**Instructions for the task:**
Reproduce the following entries verbatim, each one complete.
+===+
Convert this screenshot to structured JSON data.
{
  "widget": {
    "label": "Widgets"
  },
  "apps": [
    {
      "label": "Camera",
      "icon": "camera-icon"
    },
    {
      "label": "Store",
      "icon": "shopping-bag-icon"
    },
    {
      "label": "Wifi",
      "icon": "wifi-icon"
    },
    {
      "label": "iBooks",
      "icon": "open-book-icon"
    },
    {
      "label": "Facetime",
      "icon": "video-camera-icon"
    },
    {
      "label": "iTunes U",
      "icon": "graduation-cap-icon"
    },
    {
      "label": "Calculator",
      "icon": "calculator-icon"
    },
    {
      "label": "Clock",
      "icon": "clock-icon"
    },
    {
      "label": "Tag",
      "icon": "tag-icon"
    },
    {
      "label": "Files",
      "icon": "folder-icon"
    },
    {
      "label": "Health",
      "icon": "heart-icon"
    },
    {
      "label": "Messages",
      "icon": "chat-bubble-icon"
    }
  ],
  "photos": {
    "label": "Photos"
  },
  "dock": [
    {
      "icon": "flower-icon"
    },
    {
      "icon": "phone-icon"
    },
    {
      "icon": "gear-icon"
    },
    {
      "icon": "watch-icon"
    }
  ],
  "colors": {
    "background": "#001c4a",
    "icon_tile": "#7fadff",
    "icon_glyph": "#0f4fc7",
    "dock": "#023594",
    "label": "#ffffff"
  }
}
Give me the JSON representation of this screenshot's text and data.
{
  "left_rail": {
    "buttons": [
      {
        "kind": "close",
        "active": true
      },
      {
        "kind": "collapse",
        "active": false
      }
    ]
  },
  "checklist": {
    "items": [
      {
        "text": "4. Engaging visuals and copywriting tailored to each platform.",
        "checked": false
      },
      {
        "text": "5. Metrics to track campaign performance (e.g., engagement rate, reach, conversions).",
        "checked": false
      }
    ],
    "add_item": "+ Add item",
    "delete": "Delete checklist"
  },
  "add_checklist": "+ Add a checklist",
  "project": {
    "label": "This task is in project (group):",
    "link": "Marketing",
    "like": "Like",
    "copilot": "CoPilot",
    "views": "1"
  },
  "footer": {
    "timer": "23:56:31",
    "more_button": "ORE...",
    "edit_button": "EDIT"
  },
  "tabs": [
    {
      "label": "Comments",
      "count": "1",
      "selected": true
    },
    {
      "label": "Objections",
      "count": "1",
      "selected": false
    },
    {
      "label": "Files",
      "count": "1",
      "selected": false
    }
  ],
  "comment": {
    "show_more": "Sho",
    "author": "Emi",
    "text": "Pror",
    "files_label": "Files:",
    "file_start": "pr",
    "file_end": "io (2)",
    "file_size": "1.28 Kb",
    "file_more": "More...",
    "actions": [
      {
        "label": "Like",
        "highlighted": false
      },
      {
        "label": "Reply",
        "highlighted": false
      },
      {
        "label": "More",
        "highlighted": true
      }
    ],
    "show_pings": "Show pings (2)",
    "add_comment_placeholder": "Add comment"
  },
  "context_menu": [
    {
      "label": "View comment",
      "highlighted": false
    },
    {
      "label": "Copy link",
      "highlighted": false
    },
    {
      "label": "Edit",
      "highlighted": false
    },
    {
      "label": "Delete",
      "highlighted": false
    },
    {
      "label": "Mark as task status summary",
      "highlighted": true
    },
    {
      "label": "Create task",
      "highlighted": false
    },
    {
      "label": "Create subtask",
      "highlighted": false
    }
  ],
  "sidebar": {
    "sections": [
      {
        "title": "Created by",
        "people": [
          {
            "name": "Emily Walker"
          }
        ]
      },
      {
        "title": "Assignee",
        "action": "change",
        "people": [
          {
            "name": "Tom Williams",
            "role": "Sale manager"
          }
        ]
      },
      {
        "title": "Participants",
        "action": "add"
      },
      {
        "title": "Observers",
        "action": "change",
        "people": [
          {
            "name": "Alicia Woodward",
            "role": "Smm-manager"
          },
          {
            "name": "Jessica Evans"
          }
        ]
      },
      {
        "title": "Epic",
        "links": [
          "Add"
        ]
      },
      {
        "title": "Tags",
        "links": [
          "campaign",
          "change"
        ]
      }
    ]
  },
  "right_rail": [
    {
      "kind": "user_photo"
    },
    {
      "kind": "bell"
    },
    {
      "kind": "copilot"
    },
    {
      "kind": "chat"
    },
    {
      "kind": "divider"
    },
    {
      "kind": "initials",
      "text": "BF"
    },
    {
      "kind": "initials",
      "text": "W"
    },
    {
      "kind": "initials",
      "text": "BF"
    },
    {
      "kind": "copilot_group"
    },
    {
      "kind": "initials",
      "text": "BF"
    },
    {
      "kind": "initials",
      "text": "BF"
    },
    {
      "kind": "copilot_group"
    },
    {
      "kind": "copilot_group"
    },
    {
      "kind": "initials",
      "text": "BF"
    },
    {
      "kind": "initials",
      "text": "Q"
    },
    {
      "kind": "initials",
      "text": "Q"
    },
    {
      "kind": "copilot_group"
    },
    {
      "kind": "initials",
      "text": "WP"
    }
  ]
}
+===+
**Output for this exercise:**
Convert this screenshot to structured JSON data.
{
  "widget": {
    "label": "Widgets"
  },
  "apps": [
    {
      "label": "Camera",
      "icon": "camera-icon"
    },
    {
      "label": "Store",
      "icon": "shopping-bag-icon"
    },
    {
      "label": "Wifi",
      "icon": "wifi-icon"
    },
    {
      "label": "iBooks",
      "icon": "open-book-icon"
    },
    {
      "label": "Facetime",
      "icon": "video-camera-icon"
    },
    {
      "label": "iTunes U",
      "icon": "graduation-cap-icon"
    },
    {
      "label": "Calculator",
      "icon": "calculator-icon"
    },
    {
      "label": "Clock",
      "icon": "clock-icon"
    },
    {
      "label": "Tag",
      "icon": "tag-icon"
    },
    {
      "label": "Files",
      "icon": "folder-icon"
    },
    {
      "label": "Health",
      "icon": "heart-icon"
    },
    {
      "label": "Messages",
      "icon": "chat-bubble-icon"
    }
  ],
  "photos": {
    "label": "Photos"
  },
  "dock": [
    {
      "icon": "flower-icon"
    },
    {
      "icon": "phone-icon"
    },
    {
      "icon": "gear-icon"
    },
    {
      "icon": "watch-icon"
    }
  ],
  "colors": {
    "background": "#001c4a",
    "icon_tile": "#7fadff",
    "icon_glyph": "#0f4fc7",
    "dock": "#023594",
    "label": "#ffffff"
  }
}
Give me the JSON representation of this screenshot's text and data.
{
  "left_rail": {
    "buttons": [
      {
        "kind": "close",
        "active": true
      },
      {
        "kind": "collapse",
        "active": false
      }
    ]
  },
  "checklist": {
    "items": [
      {
        "text": "4. Engaging visuals and copywriting tailored to each platform.",
        "checked": false
      },
      {
        "text": "5. Metrics to track campaign performance (e.g., engagement rate, reach, conversions).",
        "checked": false
      }
    ],
    "add_item": "+ Add item",
    "delete": "Delete checklist"
  },
  "add_checklist": "+ Add a checklist",
  "project": {
    "label": "This task is in project (group):",
    "link": "Marketing",
    "like": "Like",
    "copilot": "CoPilot",
    "views": "1"
  },
  "footer": {
    "timer": "23:56:31",
    "more_button": "ORE...",
    "edit_button": "EDIT"
  },
  "tabs": [
    {
      "label": "Comments",
      "count": "1",
      "selected": true
    },
    {
      "label": "Objections",
      "count": "1",
      "selected": false
    },
    {
      "label": "Files",
      "count": "1",
      "selected": false
    }
  ],
  "comment": {
    "show_more": "Sho",
    "author": "Emi",
    "text": "Pror",
    "files_label": "Files:",
    "file_start": "pr",
    "file_end": "io (2)",
    "file_size": "1.28 Kb",
    "file_more": "More...",
    "actions": [
      {
        "label": "Like",
        "highlighted": false
      },
      {
        "label": "Reply",
        "highlighted": false
      },
      {
        "label": "More",
        "highlighted": true
      }
    ],
    "show_pings": "Show pings (2)",
    "add_comment_placeholder": "Add comment"
  },
  "context_menu": [
    {
      "label": "View comment",
      "highlighted": false
    },
    {
      "label": "Copy link",
      "highlighted": false
    },
    {
      "label": "Edit",
      "highlighted": false
    },
    {
      "label": "Delete",
      "highlighted": false
    },
    {
      "label": "Mark as task status summary",
      "highlighted": true
    },
    {
      "label": "Create task",
      "highlighted": false
    },
    {
      "label": "Create subtask",
      "highlighted": false
    }
  ],
  "sidebar": {
    "sections": [
      {
        "title": "Created by",
        "people": [
          {
            "name": "Emily Walker"
          }
        ]
      },
      {
        "title": "Assignee",
        "action": "change",
        "people": [
          {
            "name": "Tom Williams",
            "role": "Sale manager"
          }
        ]
      },
      {
        "title": "Participants",
        "action": "add"
      },
      {
        "title": "Observers",
        "action": "change",
        "people": [
          {
            "name": "Alicia Woodward",
            "role": "Smm-manager"
          },
          {
            "name": "Jessica Evans"
          }
        ]
      },
      {
        "title": "Epic",
        "links": [
          "Add"
        ]
      },
      {
        "title": "Tags",
        "links": [
          "campaign",
          "change"
        ]
      }
    ]
  },
  "right_rail": [
    {
      "kind": "user_photo"
    },
    {
      "kind": "bell"
    },
    {
      "kind": "copilot"
    },
    {
      "kind": "chat"
    },
    {
      "kind": "divider"
    },
    {
      "kind": "initials",
      "text": "BF"
    },
    {
      "kind": "initials",
      "text": "W"
    },
    {
      "kind": "initials",
      "text": "BF"
    },
    {
      "kind": "copilot_group"
    },
    {
      "kind": "initials",
      "text": "BF"
    },
    {
      "kind": "initials",
      "text": "BF"
    },
    {
      "kind": "copilot_group"
    },
    {
      "kind": "copilot_group"
    },
    {
      "kind": "initials",
      "text": "BF"
    },
    {
      "kind": "initials",
      "text": "Q"
    },
    {
      "kind": "initials",
      "text": "Q"
    },
    {
      "kind": "copilot_group"
    },
    {
      "kind": "initials",
      "text": "WP"
    }
  ]
}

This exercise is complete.